## Problem requirements:
Search the data for the word "chevron" and copy every line where it occurs.

## Data in this exercise:
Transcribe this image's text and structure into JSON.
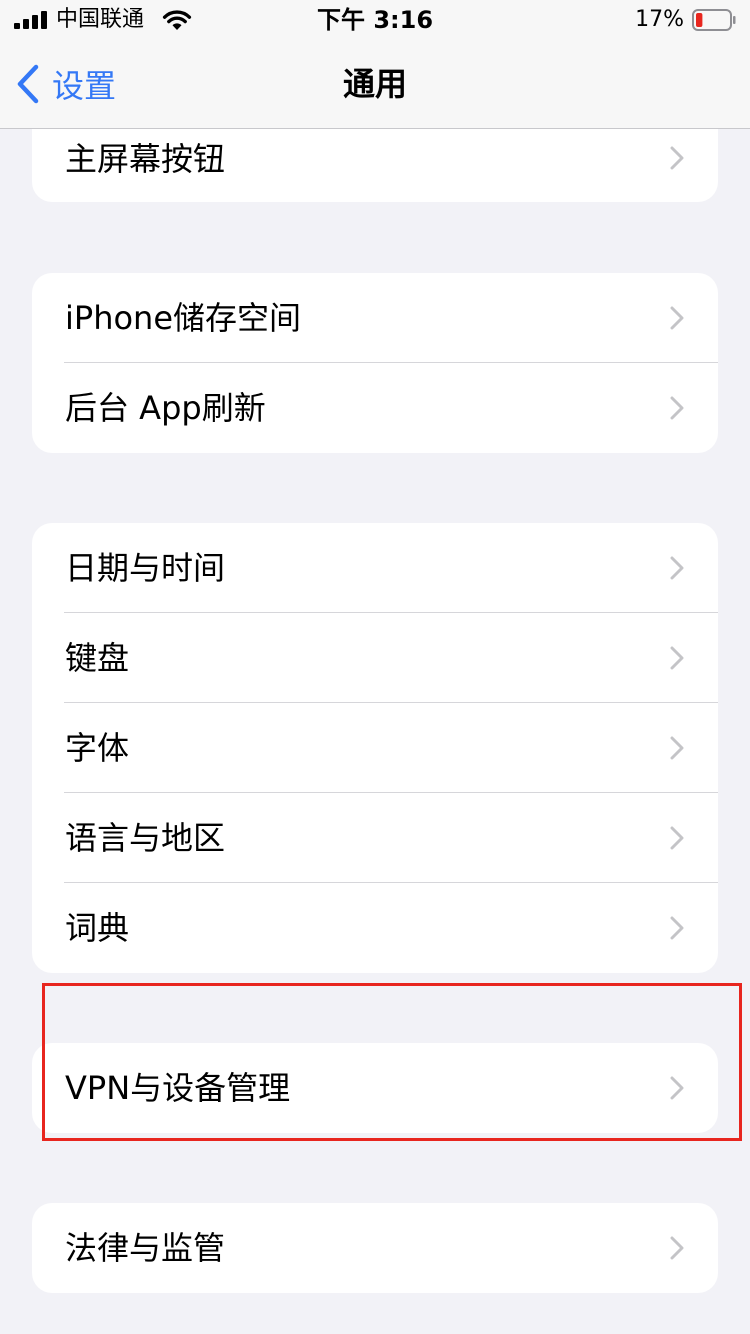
{
  "status_bar": {
    "carrier": "中国联通",
    "time": "下午 3:16",
    "battery_percent": "17%",
    "battery_level": 0.17,
    "icons": [
      "signal-icon",
      "wifi-icon",
      "battery-icon"
    ]
  },
  "nav": {
    "back_label": "设置",
    "title": "通用",
    "back_icon": "chevron-left-icon"
  },
  "groups": [
    {
      "items": [
        {
          "label": "主屏幕按钮"
        }
      ]
    },
    {
      "items": [
        {
          "label": "iPhone储存空间"
        },
        {
          "label": "后台 App刷新"
        }
      ]
    },
    {
      "items": [
        {
          "label": "日期与时间"
        },
        {
          "label": "键盘"
        },
        {
          "label": "字体"
        },
        {
          "label": "语言与地区"
        },
        {
          "label": "词典"
        }
      ]
    },
    {
      "items": [
        {
          "label": "VPN与设备管理"
        }
      ]
    },
    {
      "items": [
        {
          "label": "法律与监管"
        }
      ]
    }
  ],
  "colors": {
    "accent": "#3478f6",
    "background": "#f2f2f7",
    "highlight": "#e8261f",
    "chevron": "#c4c4c7"
  }
}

## Task response:
    "back_icon": "chevron-left-icon"
    "chevron": "#c4c4c7"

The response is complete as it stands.